Due Diligence, Disclosure, and Determination

So, our latest addition to the family, the adorable puppy I mentioned in my last post, is utterly and completely deaf. How do we know? Among many other tests designed to give off as little vibration as possible, we smashed the metal bottoms of two chafing dishes together over her head while she was sleeping and she didn’t even stir. Now I know why she barely ever barks. In honor of this unexpected wrench, today’s post is about due diligence, disclosure, and determination.


Sending Shanti back to the rescue wasn’t really an option. Deafness, though not ideal for a first-time family puppy, isn’t a deal-breaker in our books. In fact, I’m finding it kind of amazing to push beyond my voice to train this pup, and I think she’s teaching me to access parts of my senses that could really use a work out.

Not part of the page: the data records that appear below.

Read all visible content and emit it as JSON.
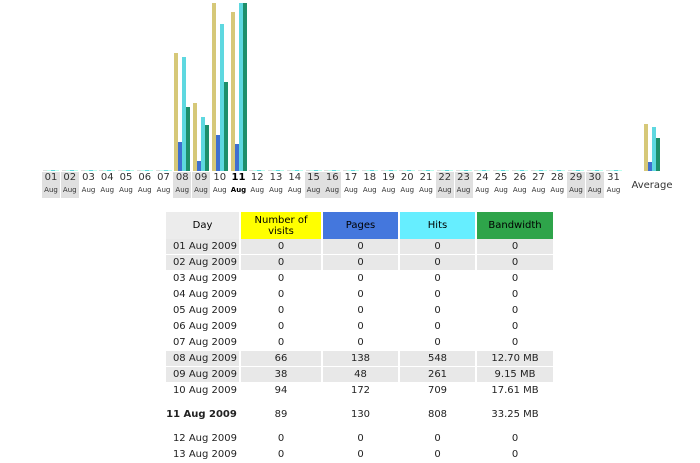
{
  "colors": {
    "visits": "#d6c878",
    "pages": "#3f6fcf",
    "hits": "#5ed8e0",
    "bandwidth": "#1e8f6a",
    "weekend": "#e0e0e0"
  },
  "chart_data": {
    "type": "bar",
    "series_names": [
      "Number of visits",
      "Pages",
      "Hits",
      "Bandwidth"
    ],
    "days": [
      {
        "d": "01",
        "m": "Aug",
        "we": true,
        "v": 0,
        "p": 0,
        "h": 0,
        "b": 0
      },
      {
        "d": "02",
        "m": "Aug",
        "we": true,
        "v": 0,
        "p": 0,
        "h": 0,
        "b": 0
      },
      {
        "d": "03",
        "m": "Aug",
        "v": 0,
        "p": 0,
        "h": 0,
        "b": 0
      },
      {
        "d": "04",
        "m": "Aug",
        "v": 0,
        "p": 0,
        "h": 0,
        "b": 0
      },
      {
        "d": "05",
        "m": "Aug",
        "v": 0,
        "p": 0,
        "h": 0,
        "b": 0
      },
      {
        "d": "06",
        "m": "Aug",
        "v": 0,
        "p": 0,
        "h": 0,
        "b": 0
      },
      {
        "d": "07",
        "m": "Aug",
        "v": 0,
        "p": 0,
        "h": 0,
        "b": 0
      },
      {
        "d": "08",
        "m": "Aug",
        "we": true,
        "v": 66,
        "p": 138,
        "h": 548,
        "b": 12.7
      },
      {
        "d": "09",
        "m": "Aug",
        "we": true,
        "v": 38,
        "p": 48,
        "h": 261,
        "b": 9.15
      },
      {
        "d": "10",
        "m": "Aug",
        "v": 94,
        "p": 172,
        "h": 709,
        "b": 17.61
      },
      {
        "d": "11",
        "m": "Aug",
        "today": true,
        "v": 89,
        "p": 130,
        "h": 808,
        "b": 33.25
      },
      {
        "d": "12",
        "m": "Aug",
        "v": 0,
        "p": 0,
        "h": 0,
        "b": 0
      },
      {
        "d": "13",
        "m": "Aug",
        "v": 0,
        "p": 0,
        "h": 0,
        "b": 0
      },
      {
        "d": "14",
        "m": "Aug",
        "v": 0,
        "p": 0,
        "h": 0,
        "b": 0
      },
      {
        "d": "15",
        "m": "Aug",
        "we": true,
        "v": 0,
        "p": 0,
        "h": 0,
        "b": 0
      },
      {
        "d": "16",
        "m": "Aug",
        "we": true,
        "v": 0,
        "p": 0,
        "h": 0,
        "b": 0
      },
      {
        "d": "17",
        "m": "Aug",
        "v": 0,
        "p": 0,
        "h": 0,
        "b": 0
      },
      {
        "d": "18",
        "m": "Aug",
        "v": 0,
        "p": 0,
        "h": 0,
        "b": 0
      },
      {
        "d": "19",
        "m": "Aug",
        "v": 0,
        "p": 0,
        "h": 0,
        "b": 0
      },
      {
        "d": "20",
        "m": "Aug",
        "v": 0,
        "p": 0,
        "h": 0,
        "b": 0
      },
      {
        "d": "21",
        "m": "Aug",
        "v": 0,
        "p": 0,
        "h": 0,
        "b": 0
      },
      {
        "d": "22",
        "m": "Aug",
        "we": true,
        "v": 0,
        "p": 0,
        "h": 0,
        "b": 0
      },
      {
        "d": "23",
        "m": "Aug",
        "we": true,
        "v": 0,
        "p": 0,
        "h": 0,
        "b": 0
      },
      {
        "d": "24",
        "m": "Aug",
        "v": 0,
        "p": 0,
        "h": 0,
        "b": 0
      },
      {
        "d": "25",
        "m": "Aug",
        "v": 0,
        "p": 0,
        "h": 0,
        "b": 0
      },
      {
        "d": "26",
        "m": "Aug",
        "v": 0,
        "p": 0,
        "h": 0,
        "b": 0
      },
      {
        "d": "27",
        "m": "Aug",
        "v": 0,
        "p": 0,
        "h": 0,
        "b": 0
      },
      {
        "d": "28",
        "m": "Aug",
        "v": 0,
        "p": 0,
        "h": 0,
        "b": 0
      },
      {
        "d": "29",
        "m": "Aug",
        "we": true,
        "v": 0,
        "p": 0,
        "h": 0,
        "b": 0
      },
      {
        "d": "30",
        "m": "Aug",
        "we": true,
        "v": 0,
        "p": 0,
        "h": 0,
        "b": 0
      },
      {
        "d": "31",
        "m": "Aug",
        "v": 0,
        "p": 0,
        "h": 0,
        "b": 0
      }
    ],
    "average": {
      "label": "Average",
      "v": 26.1,
      "p": 44.4,
      "h": 211.5,
      "b": 6.61
    }
  },
  "table": {
    "headers": {
      "day": "Day",
      "visits": "Number of visits",
      "pages": "Pages",
      "hits": "Hits",
      "bandwidth": "Bandwidth"
    },
    "rows": [
      {
        "day": "01 Aug 2009",
        "v": "0",
        "p": "0",
        "h": "0",
        "b": "0",
        "we": true
      },
      {
        "day": "02 Aug 2009",
        "v": "0",
        "p": "0",
        "h": "0",
        "b": "0",
        "we": true
      },
      {
        "day": "03 Aug 2009",
        "v": "0",
        "p": "0",
        "h": "0",
        "b": "0"
      },
      {
        "day": "04 Aug 2009",
        "v": "0",
        "p": "0",
        "h": "0",
        "b": "0"
      },
      {
        "day": "05 Aug 2009",
        "v": "0",
        "p": "0",
        "h": "0",
        "b": "0"
      },
      {
        "day": "06 Aug 2009",
        "v": "0",
        "p": "0",
        "h": "0",
        "b": "0"
      },
      {
        "day": "07 Aug 2009",
        "v": "0",
        "p": "0",
        "h": "0",
        "b": "0"
      },
      {
        "day": "08 Aug 2009",
        "v": "66",
        "p": "138",
        "h": "548",
        "b": "12.70 MB",
        "we": true
      },
      {
        "day": "09 Aug 2009",
        "v": "38",
        "p": "48",
        "h": "261",
        "b": "9.15 MB",
        "we": true
      },
      {
        "day": "10 Aug 2009",
        "v": "94",
        "p": "172",
        "h": "709",
        "b": "17.61 MB"
      },
      {
        "day": "11 Aug 2009",
        "v": "89",
        "p": "130",
        "h": "808",
        "b": "33.25 MB",
        "today": true
      },
      {
        "day": "12 Aug 2009",
        "v": "0",
        "p": "0",
        "h": "0",
        "b": "0"
      },
      {
        "day": "13 Aug 2009",
        "v": "0",
        "p": "0",
        "h": "0",
        "b": "0"
      }
    ]
  }
}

My initial response, upon learning that our dog can’t hear, was to be really annoyed by the rescue organization that we adopted her from.

Due Diligence

Nekky called them to share our discovery and to ask for a reimbursement of enough of the adoption fee to cover the cost of a vibrating collar. To be clear, this isn’t a shock collar, it’s a collar that vibrates (like a cell phone) to grab the dog’s attention. Kind of a must-have in our circumstances. I was beyond satisfied when the contact at the rescue agreed to refund half the adoption fee and issue a tax receipt for the remaining half. She also said she would alert the other families who adopted Shanti’s sisters, in case the deafness was something they brought to the party too.

I couldn’t understand how the vet check the rescue claimed to have conducted (we got a receipt from this vet, and I wondered if it was real) could miss something so major. It seemed like a basic thing to check for. My own vet, our next-door neighbor, assured me it could be a very easy mistake, especially if the vet had all three puppies at once. We missed it ourselves, as the sleepiness of our puppy and the adorable chaos of her sister and the toddler at the foster home made things a bit distracting.


Would we have chosen this particular dog if we knew she was deaf? No way. I will freely admit to wanting our first puppy to be as simple as possible. I’m going to believe the rescue org when they say they had no idea that our dog was deaf, because I think most responsible rescues would be up front about such a thing to ensure that the dog finds a suitable home. Days after picking her up, we are already in love with her, bonded with her, and invested in her. We didn’t want to teach the kids that an issue like deafness meant that the dog had to go. Blindness, maybe, because I don’t even know how you would train a blind dog, but deafness is a highly workable dog training scenario. Dogs smell, see, and then hear. People hear, see and then smell. So, despite this surprise, we carry on as planned. We have an awesome trainer who we will work with once Shanti has her next round of shots, and in the meanwhile I’m grateful for the epic amount of information available.

We’ve already taught her how to sit, and come. Now we just need to get those puppy teeth under control!

Have you had a deaf dog? Know anyone who has? We’d love any tips or tidbits from you.